I assign two students to each month and allow them to begin. I give them about 1 minute at each position before telling them to rotate. You can see in the video of students completing the constellation investigation that students stood in front of the posters and drew the images, then looked up at the ceiling to diagram the circumpolar constellations.
The purpose of including the Big Dipper and Little Dipper on the ceiling is so that students can see that although they are visible from all positions, they do appear to change. Circumpolar constellations appear to rotate throughout the year which students can visualize in their completed drawings on the investigation sheet.
Sharing Information From the Investigation
I ask students if the Big Dipper and Little Dipper always looked the same. They all say no, that it looks like it changes position or spins around. I ask them what causes this and they tell me the revolution of the Earth around the sun. I point out that we see different constellations at different times of the year because of the Earth's position in its orbit. This also causes the circumpolar constellations, which we see all year, to appear in different positions. I show a couple of the investigation sheets that are well illustrated on the overhead. This helps students visualize what I am discussing, especially for those that may not have illustrated them correctly.
The exit ticket today is very simple. I provide each student with an index card. I ask students to answer the following question on the index card:
How does the revolution of the Earth affect our view of the night sky?
Once I collect all cards, I divide them into three groups. One group consists of cards from students who listed both the fact that we see different constellations at different points in the year, and that the circumpolar constellations appear to rotate. Another group is made up of cards that have only one of these facts listed. Both of these groups are considered as passing because I did not tell them they had to list 2 ways the revolution affects constellations. I had 3 out of 20 list both change to circumpolar and seasonal constellations. 15 out of 20 listed only one of the impacts on constellations, the majority being seasonal constellations are viewed at certain times of year.

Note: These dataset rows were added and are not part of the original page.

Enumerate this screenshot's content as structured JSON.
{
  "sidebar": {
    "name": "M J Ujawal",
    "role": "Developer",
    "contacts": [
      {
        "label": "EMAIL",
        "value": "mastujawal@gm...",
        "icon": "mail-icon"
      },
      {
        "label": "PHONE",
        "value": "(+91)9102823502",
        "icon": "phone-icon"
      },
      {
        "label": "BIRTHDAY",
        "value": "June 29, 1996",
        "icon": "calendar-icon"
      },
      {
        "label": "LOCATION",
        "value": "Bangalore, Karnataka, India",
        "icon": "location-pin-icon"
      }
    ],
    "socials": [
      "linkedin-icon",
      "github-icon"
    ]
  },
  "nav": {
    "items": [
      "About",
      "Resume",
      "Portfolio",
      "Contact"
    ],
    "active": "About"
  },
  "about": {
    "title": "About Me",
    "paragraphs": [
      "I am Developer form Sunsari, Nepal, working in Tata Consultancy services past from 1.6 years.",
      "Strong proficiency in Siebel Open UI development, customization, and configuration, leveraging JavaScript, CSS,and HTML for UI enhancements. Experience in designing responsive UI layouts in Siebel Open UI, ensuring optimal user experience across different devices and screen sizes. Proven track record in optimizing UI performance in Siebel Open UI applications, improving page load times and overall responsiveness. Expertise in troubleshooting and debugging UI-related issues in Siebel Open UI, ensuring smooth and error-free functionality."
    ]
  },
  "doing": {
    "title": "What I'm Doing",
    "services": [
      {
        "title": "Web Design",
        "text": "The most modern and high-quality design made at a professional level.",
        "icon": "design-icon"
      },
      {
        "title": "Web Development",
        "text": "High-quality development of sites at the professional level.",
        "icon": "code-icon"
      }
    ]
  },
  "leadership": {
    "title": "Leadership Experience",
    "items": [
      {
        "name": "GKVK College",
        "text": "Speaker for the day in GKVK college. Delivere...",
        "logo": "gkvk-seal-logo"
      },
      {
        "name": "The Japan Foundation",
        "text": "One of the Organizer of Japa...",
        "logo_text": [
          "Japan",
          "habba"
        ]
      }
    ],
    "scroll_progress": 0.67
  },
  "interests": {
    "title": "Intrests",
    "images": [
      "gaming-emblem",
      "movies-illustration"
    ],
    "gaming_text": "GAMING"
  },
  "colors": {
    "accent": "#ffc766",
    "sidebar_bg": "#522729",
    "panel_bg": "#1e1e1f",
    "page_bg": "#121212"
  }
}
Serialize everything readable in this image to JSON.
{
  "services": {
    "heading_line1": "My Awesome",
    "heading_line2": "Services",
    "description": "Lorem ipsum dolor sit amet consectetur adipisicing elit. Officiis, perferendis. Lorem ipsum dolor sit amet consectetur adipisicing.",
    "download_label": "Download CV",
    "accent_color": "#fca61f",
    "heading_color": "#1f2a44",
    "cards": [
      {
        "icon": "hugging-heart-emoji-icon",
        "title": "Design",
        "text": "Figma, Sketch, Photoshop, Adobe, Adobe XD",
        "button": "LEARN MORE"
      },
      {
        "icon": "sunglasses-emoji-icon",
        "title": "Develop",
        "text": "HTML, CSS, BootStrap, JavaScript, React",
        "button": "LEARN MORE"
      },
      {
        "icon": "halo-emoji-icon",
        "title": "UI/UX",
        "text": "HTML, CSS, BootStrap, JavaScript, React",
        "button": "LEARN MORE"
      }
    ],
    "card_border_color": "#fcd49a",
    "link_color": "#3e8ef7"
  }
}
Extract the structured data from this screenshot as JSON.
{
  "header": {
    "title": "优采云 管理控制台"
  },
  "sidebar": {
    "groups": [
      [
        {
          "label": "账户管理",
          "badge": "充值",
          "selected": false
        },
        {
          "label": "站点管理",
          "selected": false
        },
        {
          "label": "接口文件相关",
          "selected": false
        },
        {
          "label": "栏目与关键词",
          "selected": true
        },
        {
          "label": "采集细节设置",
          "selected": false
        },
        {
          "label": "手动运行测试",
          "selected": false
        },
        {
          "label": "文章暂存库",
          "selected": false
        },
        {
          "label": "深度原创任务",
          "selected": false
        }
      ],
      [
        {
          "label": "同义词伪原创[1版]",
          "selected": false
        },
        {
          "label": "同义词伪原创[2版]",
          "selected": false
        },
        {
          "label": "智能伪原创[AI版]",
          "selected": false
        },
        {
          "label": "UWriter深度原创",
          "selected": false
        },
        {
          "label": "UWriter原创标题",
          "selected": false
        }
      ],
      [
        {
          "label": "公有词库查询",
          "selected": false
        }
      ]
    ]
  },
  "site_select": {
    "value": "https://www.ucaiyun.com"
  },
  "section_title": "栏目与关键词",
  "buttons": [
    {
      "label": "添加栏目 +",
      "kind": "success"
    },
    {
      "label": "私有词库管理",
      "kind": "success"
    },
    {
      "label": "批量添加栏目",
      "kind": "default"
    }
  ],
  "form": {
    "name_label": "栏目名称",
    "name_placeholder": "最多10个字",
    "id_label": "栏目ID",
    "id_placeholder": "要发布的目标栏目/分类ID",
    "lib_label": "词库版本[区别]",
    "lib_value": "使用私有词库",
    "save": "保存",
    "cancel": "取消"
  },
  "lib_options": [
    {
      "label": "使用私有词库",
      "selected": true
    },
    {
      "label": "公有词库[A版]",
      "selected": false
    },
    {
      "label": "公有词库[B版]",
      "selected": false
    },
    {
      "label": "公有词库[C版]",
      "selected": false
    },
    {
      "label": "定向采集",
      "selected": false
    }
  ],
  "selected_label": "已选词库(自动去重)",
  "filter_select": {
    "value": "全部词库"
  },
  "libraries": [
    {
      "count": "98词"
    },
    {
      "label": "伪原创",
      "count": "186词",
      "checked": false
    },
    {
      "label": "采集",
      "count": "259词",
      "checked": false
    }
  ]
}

The last group consists of cards that do not have either of the facts listed. There were only two cards in this pile and neither of these students even attempted an answer. One left it blank and the other put a question mark. For these two students, I will reteach the differences between the two types of constellations with images from the internet.